Recently, an intruder was arrested inside Windsor Castle at Prince William’s 21st birthday party, another in a long line of Royal security breaches. Experts are baffled by how the man managed to evade a tight police cordon and allegedly climb on to the stage at the event as the Prince was making a speech.
Security at official Royal residences and at external events has been beefed up over the years but intruders have still been able to get surprisingly close to senior members of the Royal family.
The most serious breach came in March 1982 when Michael Fagan broke into the Queen’s bedroom at Buckingham Palace. She woke to find him sitting on her bed. The pair allegedly chatted for half an hour. Fagan, who was 30 at the time, was later jailed.
But the incident was by no means the only security breach to shake the Royals. In 1974, a deranged gunman tried to abduct Princess Anne as she and her first husband Captain Mark Phillips were being driven along the Mall to Buckingham Palace after a charity film show.
The would-be kidnapper, Ian Ball, forced the royal car to a halt and brandished a pistol at the driver and bodyguard. The kidnap bid was thwarted.
Anne’s personal protection officer James Beaton, shot and wounded during the incident, was later awarded the George Cross for his bravery. Two months later, Ball was sent to a mental hospital by a judge at the Old Bailey.
In 1979, Earl Mountbatten of Burma, great-uncle of the Prince of Wales, was killed when an INLA bomb blew apart his fishing boat off Mullaghmore, Co Sligo, where he had a holiday home.

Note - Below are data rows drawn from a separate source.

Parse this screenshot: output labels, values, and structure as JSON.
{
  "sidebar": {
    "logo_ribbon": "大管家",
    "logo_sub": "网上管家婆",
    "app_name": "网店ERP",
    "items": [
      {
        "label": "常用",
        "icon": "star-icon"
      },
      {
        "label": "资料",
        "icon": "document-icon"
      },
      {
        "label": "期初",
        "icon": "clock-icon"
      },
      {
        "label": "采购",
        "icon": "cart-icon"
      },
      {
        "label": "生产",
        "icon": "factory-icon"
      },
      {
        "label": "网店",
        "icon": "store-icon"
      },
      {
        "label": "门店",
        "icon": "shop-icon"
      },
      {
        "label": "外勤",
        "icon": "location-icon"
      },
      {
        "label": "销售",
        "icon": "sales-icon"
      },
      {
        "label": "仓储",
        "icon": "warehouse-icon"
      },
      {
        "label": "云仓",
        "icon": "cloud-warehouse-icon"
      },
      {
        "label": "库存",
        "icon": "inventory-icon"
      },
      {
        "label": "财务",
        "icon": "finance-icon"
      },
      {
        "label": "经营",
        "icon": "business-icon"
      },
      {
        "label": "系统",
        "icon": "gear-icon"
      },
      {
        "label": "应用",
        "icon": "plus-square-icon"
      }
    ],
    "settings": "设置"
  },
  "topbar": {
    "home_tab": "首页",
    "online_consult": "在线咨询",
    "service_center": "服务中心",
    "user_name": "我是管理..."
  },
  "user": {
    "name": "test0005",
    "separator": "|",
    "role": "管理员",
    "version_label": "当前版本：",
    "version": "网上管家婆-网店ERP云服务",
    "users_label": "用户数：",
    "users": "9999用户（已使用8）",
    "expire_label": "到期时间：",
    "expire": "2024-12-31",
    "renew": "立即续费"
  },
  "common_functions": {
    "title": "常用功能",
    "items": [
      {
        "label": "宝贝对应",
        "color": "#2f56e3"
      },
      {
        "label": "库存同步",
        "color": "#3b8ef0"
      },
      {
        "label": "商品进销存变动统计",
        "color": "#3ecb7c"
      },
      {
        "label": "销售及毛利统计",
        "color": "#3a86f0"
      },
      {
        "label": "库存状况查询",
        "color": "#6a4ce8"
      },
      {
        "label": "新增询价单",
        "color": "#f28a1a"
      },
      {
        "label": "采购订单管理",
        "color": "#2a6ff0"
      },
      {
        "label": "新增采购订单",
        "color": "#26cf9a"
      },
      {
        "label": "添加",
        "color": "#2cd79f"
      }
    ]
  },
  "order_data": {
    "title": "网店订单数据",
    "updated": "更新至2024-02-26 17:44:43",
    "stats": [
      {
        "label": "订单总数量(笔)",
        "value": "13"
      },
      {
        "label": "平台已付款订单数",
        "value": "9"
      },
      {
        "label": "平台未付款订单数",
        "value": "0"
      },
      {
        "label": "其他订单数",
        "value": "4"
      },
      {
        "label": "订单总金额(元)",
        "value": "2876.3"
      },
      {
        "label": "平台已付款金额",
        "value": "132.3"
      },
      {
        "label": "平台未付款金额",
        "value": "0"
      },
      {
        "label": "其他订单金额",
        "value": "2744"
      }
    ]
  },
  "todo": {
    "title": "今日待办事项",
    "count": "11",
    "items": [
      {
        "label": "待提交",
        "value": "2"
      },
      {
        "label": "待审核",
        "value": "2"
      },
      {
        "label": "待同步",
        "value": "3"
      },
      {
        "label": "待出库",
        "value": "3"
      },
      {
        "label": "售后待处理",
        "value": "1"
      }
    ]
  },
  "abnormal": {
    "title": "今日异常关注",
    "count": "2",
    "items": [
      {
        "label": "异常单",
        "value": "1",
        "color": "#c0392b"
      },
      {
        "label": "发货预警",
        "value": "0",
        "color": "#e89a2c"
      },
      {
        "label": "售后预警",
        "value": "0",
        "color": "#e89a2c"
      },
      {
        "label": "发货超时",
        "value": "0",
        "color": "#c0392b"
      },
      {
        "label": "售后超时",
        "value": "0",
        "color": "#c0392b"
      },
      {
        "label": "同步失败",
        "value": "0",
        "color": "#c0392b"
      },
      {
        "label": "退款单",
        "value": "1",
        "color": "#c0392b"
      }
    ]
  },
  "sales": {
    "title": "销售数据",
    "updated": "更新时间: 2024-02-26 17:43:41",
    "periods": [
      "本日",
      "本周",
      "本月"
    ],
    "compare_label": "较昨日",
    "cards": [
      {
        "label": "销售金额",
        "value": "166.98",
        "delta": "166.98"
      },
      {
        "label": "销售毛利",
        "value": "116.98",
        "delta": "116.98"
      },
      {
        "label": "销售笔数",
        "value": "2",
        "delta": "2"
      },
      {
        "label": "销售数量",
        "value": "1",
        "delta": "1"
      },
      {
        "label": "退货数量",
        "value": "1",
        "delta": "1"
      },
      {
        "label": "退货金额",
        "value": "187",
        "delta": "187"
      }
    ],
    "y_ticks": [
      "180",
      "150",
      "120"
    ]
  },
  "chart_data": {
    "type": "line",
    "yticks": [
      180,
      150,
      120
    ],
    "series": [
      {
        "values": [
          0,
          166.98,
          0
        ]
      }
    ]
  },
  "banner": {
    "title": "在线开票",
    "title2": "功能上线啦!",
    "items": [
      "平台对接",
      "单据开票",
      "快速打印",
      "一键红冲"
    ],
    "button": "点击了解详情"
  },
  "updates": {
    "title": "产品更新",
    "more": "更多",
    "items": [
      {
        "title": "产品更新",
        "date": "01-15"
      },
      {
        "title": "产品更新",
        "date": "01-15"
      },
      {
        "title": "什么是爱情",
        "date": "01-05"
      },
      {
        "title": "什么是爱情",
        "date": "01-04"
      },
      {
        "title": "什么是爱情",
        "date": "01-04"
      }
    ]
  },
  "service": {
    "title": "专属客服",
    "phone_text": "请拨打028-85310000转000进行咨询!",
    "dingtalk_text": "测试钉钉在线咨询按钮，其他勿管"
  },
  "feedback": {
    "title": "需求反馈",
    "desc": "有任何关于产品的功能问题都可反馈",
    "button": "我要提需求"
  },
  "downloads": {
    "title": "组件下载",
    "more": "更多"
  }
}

In 1981, Marcus Sarjeant, 17, fired six blank shots at the Queen at the Trooping the Colour ceremony, reports Daily Mail.